Join us for a reading with Sasha Sagan at Cambridge Public Library, interviewed on-stage by Harvard University chaplain Greg Epstein, from her new book For Small Creatures Such as We. Part memoir, part guidebook, and part social history, For Small Creatures Such as We is the first book from the daughter of Carl Sagan and Ann Druyan—a luminous exploration of Earth’s marvels that require no faith in order to be believed.
Sasha Sagan grew up in a secular home where she learned to appreciate the profound beauty of this world and beyond. Her distinguished parents—astronomer/educator Carl Sagan and award-winning writer/producer Ann Druyan of Cosmos and Contact fame—introduced her to a vast and fascinating cosmos and explained how the rigors of science revealed truths more wondrous than any religion, myth, or fable. They taught her that science was a way to see the world as it really is, not as we’d like it to be. Yet, with ancestral Jewish roots, Sagan also learned to rely on a range of rituals, both religious and secular, woven into the fabric of her daily life.
Sagan was just fourteen when her father died, a defining loss she explores in these pages. With the birth of her own daughter many years later, Sagan became determined to grow the solid secular foundation her loving parents provided. Sagan began a dual quest: to probe the meaning of life and to unveil the natural phenomena behind humanity’s most treasured occasions—from births to deaths, holidays to weddings, anniversaries to celebrations of every stripe. She hoped she, too, could find a worldview to pass on to her child.
Now she shares her discoveries in FOR SMALL CREATURES SUCH AS WE: Rituals for Finding Meaning in Our Unlikely World, a road map for finding joy, overcoming loss, and creating our own rituals over the course of a year—and a life.
Part tender memoir, part guidebook, and part captivating social history, FOR SMALL CREATURES SUCH AS WE is Sasha Sagan’s illuminating debut. Inspired by her viral essay for New York Magazine’s The Cut, “Lessons of Immortality and Mortality from My Father, Carl Sagan,” this perceptive new work digs deeper into her family’s guiding philosophy, a gentle and intentional way of life that inspires her every day. For Sagan, this philosophy is perfectly crystalized in the book’s title, which she owes to a line from her parents’ bestselling novel-turned-feature-film, Contact: “For small creatures such as we, the vastness is bearable only through love.”

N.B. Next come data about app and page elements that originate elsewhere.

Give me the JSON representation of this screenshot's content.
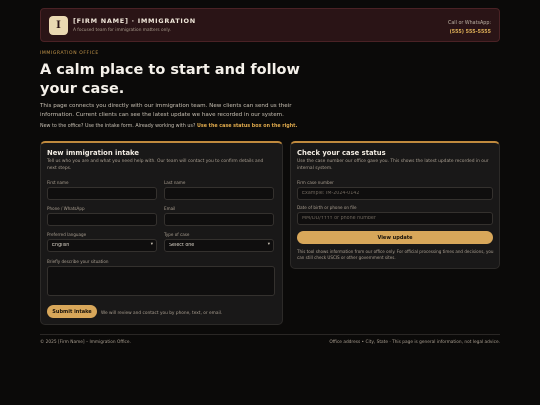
{
  "header": {
    "logo_letter": "I",
    "title": "[FIRM NAME] · IMMIGRATION",
    "tagline": "A focused team for immigration matters only.",
    "contact_label": "Call or WhatsApp:",
    "contact_phone": "(555) 555-5555"
  },
  "hero": {
    "eyebrow": "IMMIGRATION OFFICE",
    "title": "A calm place to start and follow your case.",
    "description": "This page connects you directly with our immigration team. New clients can send us their information. Current clients can see the latest update we have recorded in our system.",
    "note_prefix": "New to the office? Use the intake form. Already working with us?",
    "note_link": "Use the case status box on the right."
  },
  "intake": {
    "title": "New immigration intake",
    "description": "Tell us who you are and what you need help with. Our team will contact you to confirm details and next steps.",
    "first_name_label": "First name",
    "last_name_label": "Last name",
    "phone_label": "Phone / WhatsApp",
    "email_label": "Email",
    "language_label": "Preferred language",
    "language_value": "English",
    "case_type_label": "Type of case",
    "case_type_value": "Select one",
    "situation_label": "Briefly describe your situation",
    "submit_label": "Submit intake",
    "submit_note": "We will review and contact you by phone, text, or email."
  },
  "status": {
    "title": "Check your case status",
    "description": "Use the case number our office gave you. This shows the latest update recorded in our internal system.",
    "case_number_label": "Firm case number",
    "case_number_placeholder": "Example: IM-2024-0142",
    "dob_label": "Date of birth or phone on file",
    "dob_placeholder": "MM/DD/YYYY or phone number",
    "view_label": "View update",
    "footnote": "This tool shows information from our office only. For official processing times and decisions, you can still check USCIS or other government sites."
  },
  "footer": {
    "left": "© 2025 [Firm Name] – Immigration Office.",
    "right": "Office address • City, State · This page is general information, not legal advice."
  },
  "colors": {
    "accent": "#d8a75a",
    "header_bg": "#2a1416",
    "page_bg": "#0b0a09",
    "card_bg": "#191818"
  }
}
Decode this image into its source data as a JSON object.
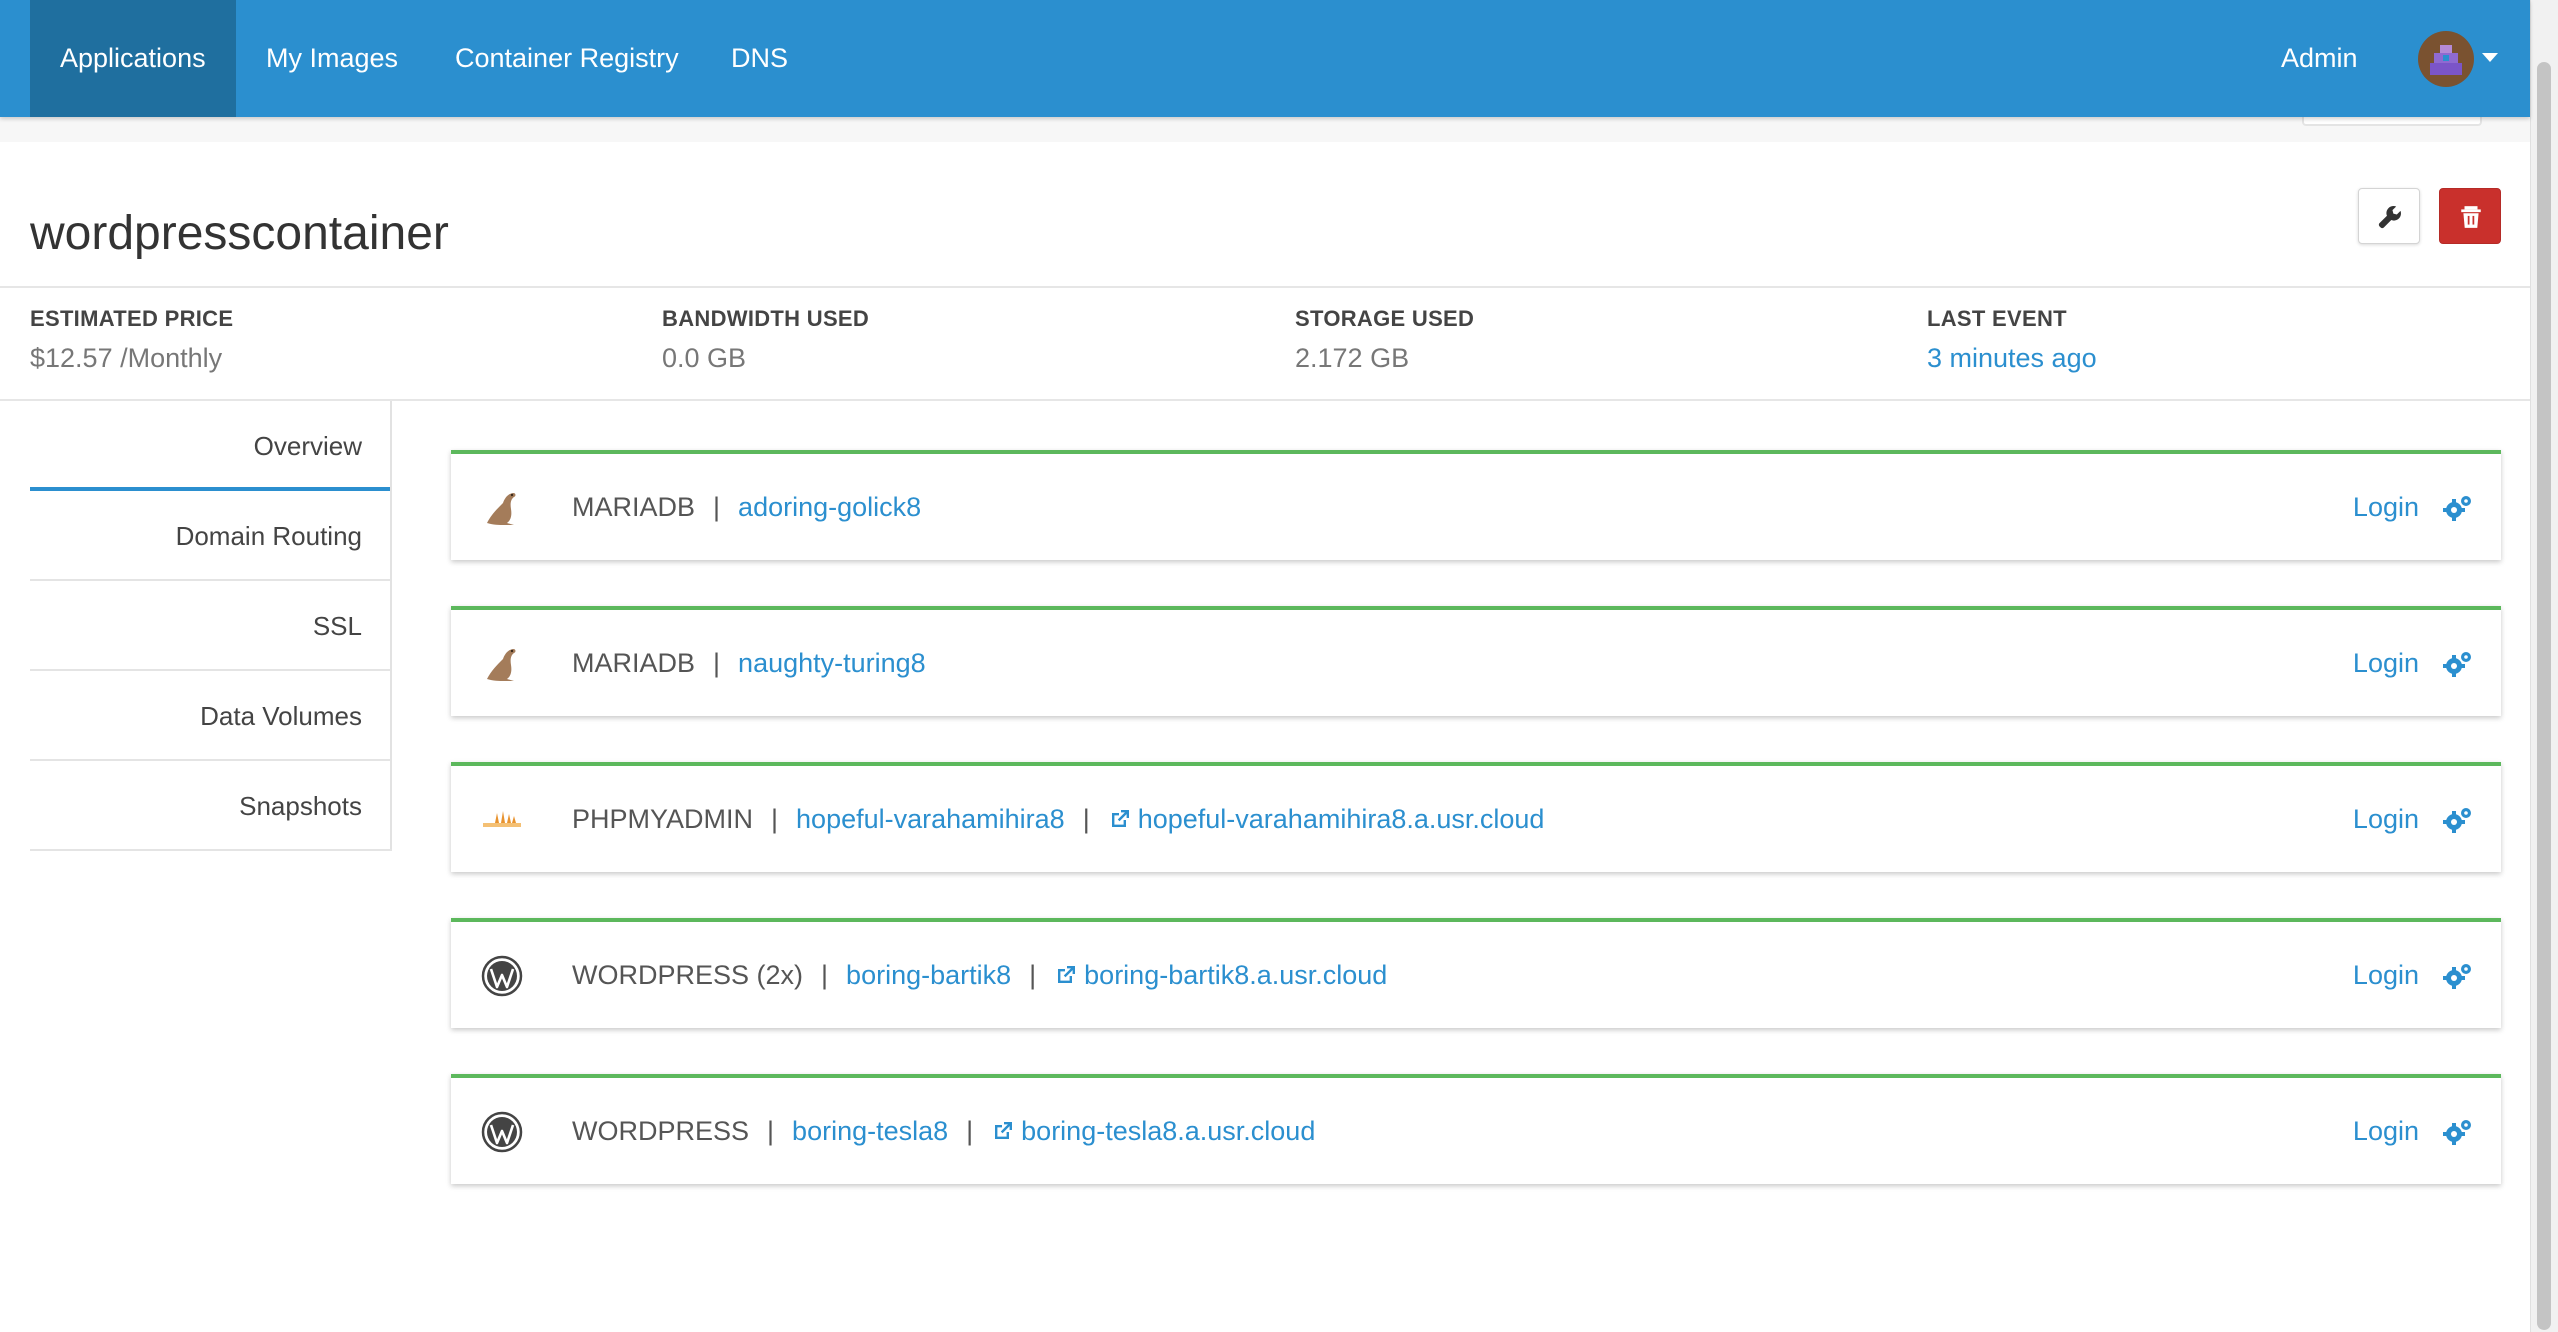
{
  "nav": {
    "items": [
      {
        "label": "Applications",
        "active": true
      },
      {
        "label": "My Images"
      },
      {
        "label": "Container Registry"
      },
      {
        "label": "DNS"
      }
    ],
    "user_label": "Admin"
  },
  "page": {
    "title": "wordpresscontainer",
    "actions": {
      "edit_icon": "wrench-icon",
      "delete_icon": "trash-icon"
    }
  },
  "stats": [
    {
      "label": "ESTIMATED PRICE",
      "value": "$12.57 /Monthly"
    },
    {
      "label": "BANDWIDTH USED",
      "value": "0.0 GB"
    },
    {
      "label": "STORAGE USED",
      "value": "2.172 GB"
    },
    {
      "label": "LAST EVENT",
      "value": "3 minutes ago"
    }
  ],
  "sidebar": {
    "items": [
      {
        "label": "Overview",
        "active": true
      },
      {
        "label": "Domain Routing"
      },
      {
        "label": "SSL"
      },
      {
        "label": "Data Volumes"
      },
      {
        "label": "Snapshots"
      }
    ]
  },
  "services": [
    {
      "icon": "mariadb-seal-icon",
      "type": "MARIADB",
      "name": "adoring-golick8",
      "login": "Login"
    },
    {
      "icon": "mariadb-seal-icon",
      "type": "MARIADB",
      "name": "naughty-turing8",
      "login": "Login"
    },
    {
      "icon": "phpmyadmin-icon",
      "type": "PHPMYADMIN",
      "name": "hopeful-varahamihira8",
      "url": "hopeful-varahamihira8.a.usr.cloud",
      "login": "Login"
    },
    {
      "icon": "wordpress-icon",
      "type": "WORDPRESS (2x)",
      "name": "boring-bartik8",
      "url": "boring-bartik8.a.usr.cloud",
      "login": "Login"
    },
    {
      "icon": "wordpress-icon",
      "type": "WORDPRESS",
      "name": "boring-tesla8",
      "url": "boring-tesla8.a.usr.cloud",
      "login": "Login"
    }
  ],
  "colors": {
    "nav_bg": "#2b8fcf",
    "nav_active_bg": "#1f6f9f",
    "link": "#2b8fcf",
    "status_running": "#5cb85c",
    "danger": "#c9302c"
  }
}
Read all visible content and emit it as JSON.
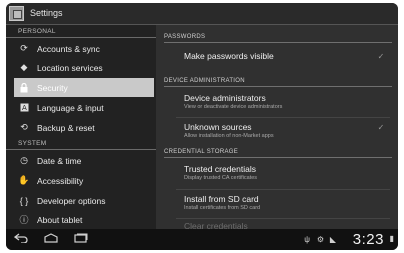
{
  "actionbar": {
    "title": "Settings",
    "icon": "settings-icon"
  },
  "sidebar": {
    "sections": [
      {
        "label": "PERSONAL"
      },
      {
        "label": "SYSTEM"
      }
    ],
    "items": [
      {
        "label": "Accounts & sync",
        "icon": "sync-icon"
      },
      {
        "label": "Location services",
        "icon": "location-icon"
      },
      {
        "label": "Security",
        "icon": "lock-icon",
        "selected": true
      },
      {
        "label": "Language & input",
        "icon": "keyboard-icon"
      },
      {
        "label": "Backup & reset",
        "icon": "backup-icon"
      },
      {
        "label": "Date & time",
        "icon": "clock-icon"
      },
      {
        "label": "Accessibility",
        "icon": "hand-icon"
      },
      {
        "label": "Developer options",
        "icon": "braces-icon"
      },
      {
        "label": "About tablet",
        "icon": "info-icon"
      }
    ]
  },
  "detail": {
    "sections": [
      {
        "label": "PASSWORDS"
      },
      {
        "label": "DEVICE ADMINISTRATION"
      },
      {
        "label": "CREDENTIAL STORAGE"
      }
    ],
    "items": [
      {
        "title": "Make passwords visible",
        "checkbox": true
      },
      {
        "title": "Device administrators",
        "subtitle": "View or deactivate device administrators"
      },
      {
        "title": "Unknown sources",
        "subtitle": "Allow installation of non-Market apps",
        "checkbox": true
      },
      {
        "title": "Trusted credentials",
        "subtitle": "Display trusted CA certificates"
      },
      {
        "title": "Install from SD card",
        "subtitle": "Install certificates from SD card"
      },
      {
        "title": "Clear credentials"
      }
    ]
  },
  "systembar": {
    "time": "3:23",
    "buttons": [
      "back-icon",
      "home-icon",
      "recent-apps-icon"
    ]
  }
}
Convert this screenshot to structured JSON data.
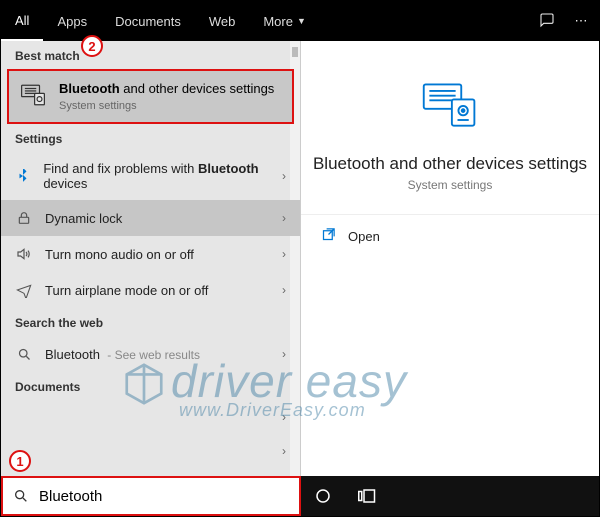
{
  "tabs": {
    "all": "All",
    "apps": "Apps",
    "documents": "Documents",
    "web": "Web",
    "more": "More"
  },
  "left": {
    "best_match_hdr": "Best match",
    "best_match": {
      "title_pre": "Bluetooth",
      "title_post": " and other devices settings",
      "sub": "System settings"
    },
    "settings_hdr": "Settings",
    "settings": [
      {
        "pre": "Find and fix problems with ",
        "bold": "Bluetooth",
        "post": " devices"
      },
      {
        "pre": "Dynamic lock",
        "bold": "",
        "post": ""
      },
      {
        "pre": "Turn mono audio on or off",
        "bold": "",
        "post": ""
      },
      {
        "pre": "Turn airplane mode on or off",
        "bold": "",
        "post": ""
      }
    ],
    "search_web_hdr": "Search the web",
    "search_web_item": "Bluetooth",
    "search_web_sub": " - See web results",
    "documents_hdr": "Documents"
  },
  "right": {
    "title": "Bluetooth and other devices settings",
    "sub": "System settings",
    "open": "Open"
  },
  "taskbar": {
    "search_value": "Bluetooth"
  },
  "annotations": {
    "a1": "1",
    "a2": "2"
  },
  "watermark": {
    "l1": "driver easy",
    "l2": "www.DriverEasy.com"
  }
}
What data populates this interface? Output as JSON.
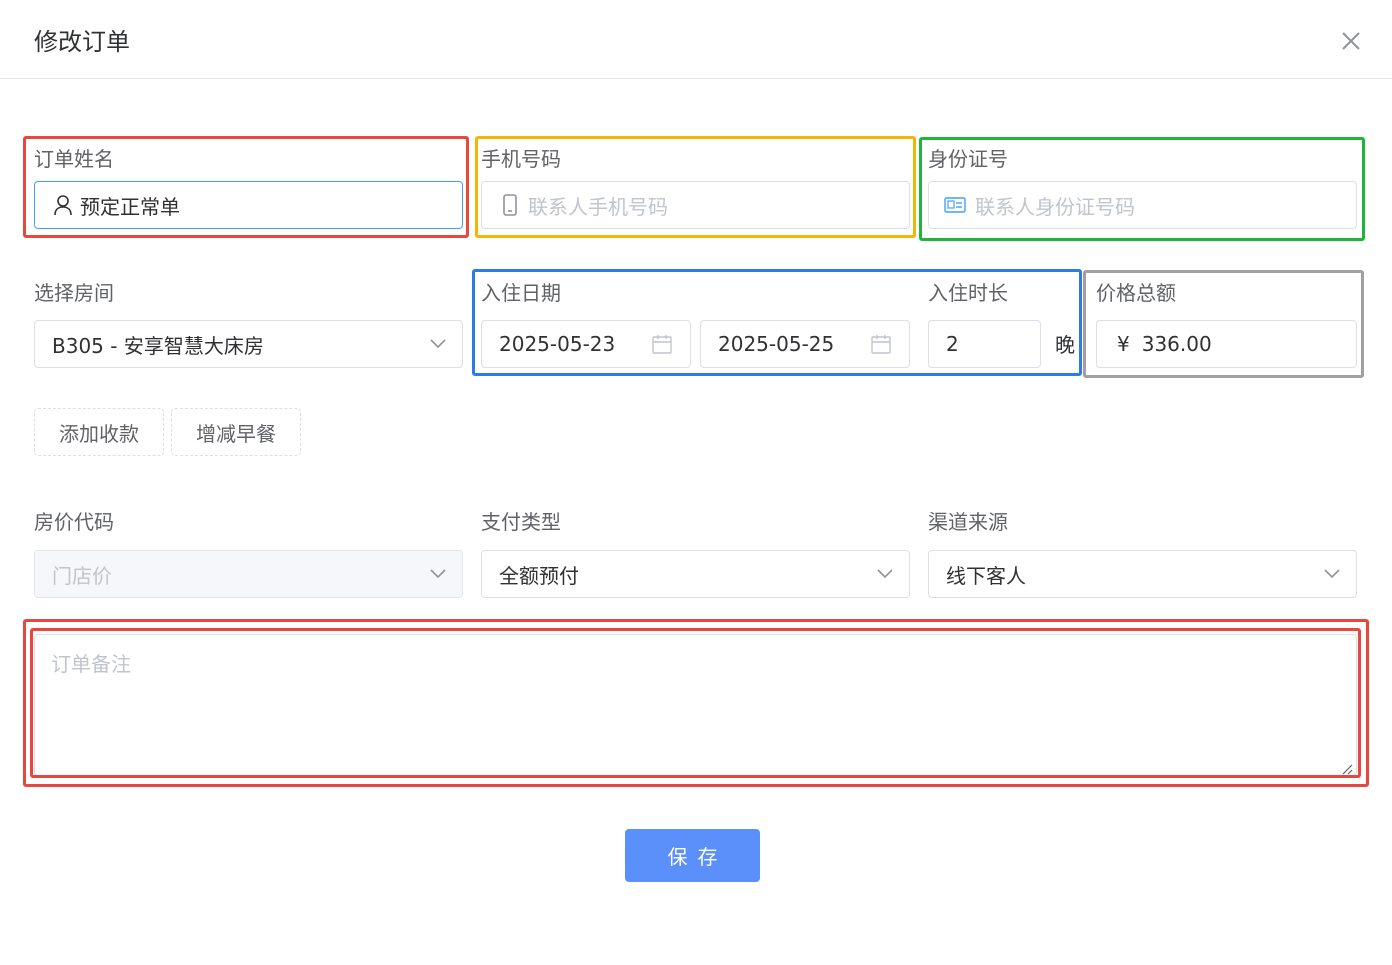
{
  "dialog": {
    "title": "修改订单",
    "close_icon": "close-icon"
  },
  "order_name": {
    "label": "订单姓名",
    "value": "预定正常单",
    "icon": "user-icon"
  },
  "phone": {
    "label": "手机号码",
    "placeholder": "联系人手机号码",
    "icon": "mobile-icon"
  },
  "id_card": {
    "label": "身份证号",
    "placeholder": "联系人身份证号码",
    "icon": "id-card-icon"
  },
  "room": {
    "label": "选择房间",
    "value": "B305 - 安享智慧大床房"
  },
  "check_in": {
    "label": "入住日期",
    "start": "2025-05-23",
    "end": "2025-05-25"
  },
  "duration": {
    "label": "入住时长",
    "value": "2",
    "unit": "晚"
  },
  "price": {
    "label": "价格总额",
    "symbol": "¥",
    "value": "336.00"
  },
  "actions": {
    "add_payment": "添加收款",
    "adjust_breakfast": "增减早餐"
  },
  "rate_code": {
    "label": "房价代码",
    "value": "门店价"
  },
  "payment_type": {
    "label": "支付类型",
    "value": "全额预付"
  },
  "channel": {
    "label": "渠道来源",
    "value": "线下客人"
  },
  "remark": {
    "placeholder": "订单备注"
  },
  "save_label": "保存",
  "colors": {
    "primary": "#5b8ff9",
    "highlight_red": "#e8473e",
    "highlight_yellow": "#f2b705",
    "highlight_green": "#1fb53a",
    "highlight_blue": "#2b7ce9",
    "highlight_gray": "#a0a0a0"
  }
}
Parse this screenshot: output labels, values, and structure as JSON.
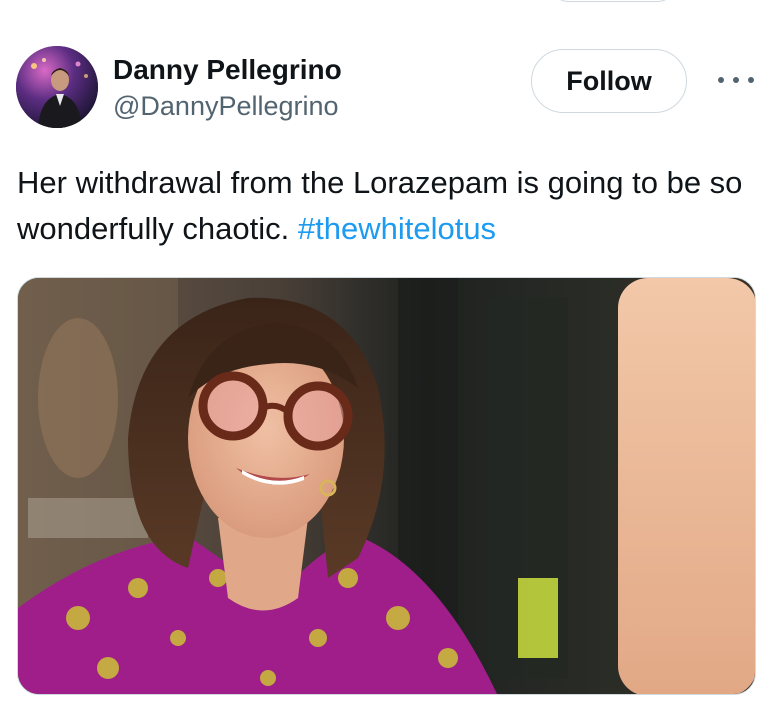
{
  "tweet": {
    "author": {
      "display_name": "Danny Pellegrino",
      "handle": "@DannyPellegrino",
      "avatar_icon": "user-avatar"
    },
    "follow_label": "Follow",
    "more_icon": "more-horizontal-icon",
    "text": "Her withdrawal from the Lorazepam is going to be so wonderfully chaotic. ",
    "hashtag": "#thewhitelotus",
    "media": {
      "type": "photo",
      "icon": "photo-image"
    }
  },
  "colors": {
    "text_primary": "#0f1419",
    "text_secondary": "#536471",
    "link": "#1d9bf0",
    "border": "#cfd9de"
  }
}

Sasha Sagan holds a degree in Dramatic Literature from NYU. She has worked as a TV producer, filmmaker, editor, writer, and speaker in New York, Boston, and London. Her essays and interviews on death, history, and ritual through a secular lens have appeared in New York, O Magazine, Lit Hub, Mashable, The Violet Book, and elsewhere. She regularly speaks on ways science can inform our celebrations and how we mark the passage of time.
Greg M. Epstein serves as the Humanist Chaplain at Harvard and MIT, and is the author of the New York Times Bestselling book, Good Without God: What a Billion Nonreligious People Do Believe. He is the Convener for Ethical Life at MIT’s Office of Religious, Spiritual, and Ethical Life, and a columnist on the ethics of technology at TechCrunch.
Certain books were “banned in Boston” at least as far back as 1651, when one William Pynchon wrote a book criticizing Puritanism.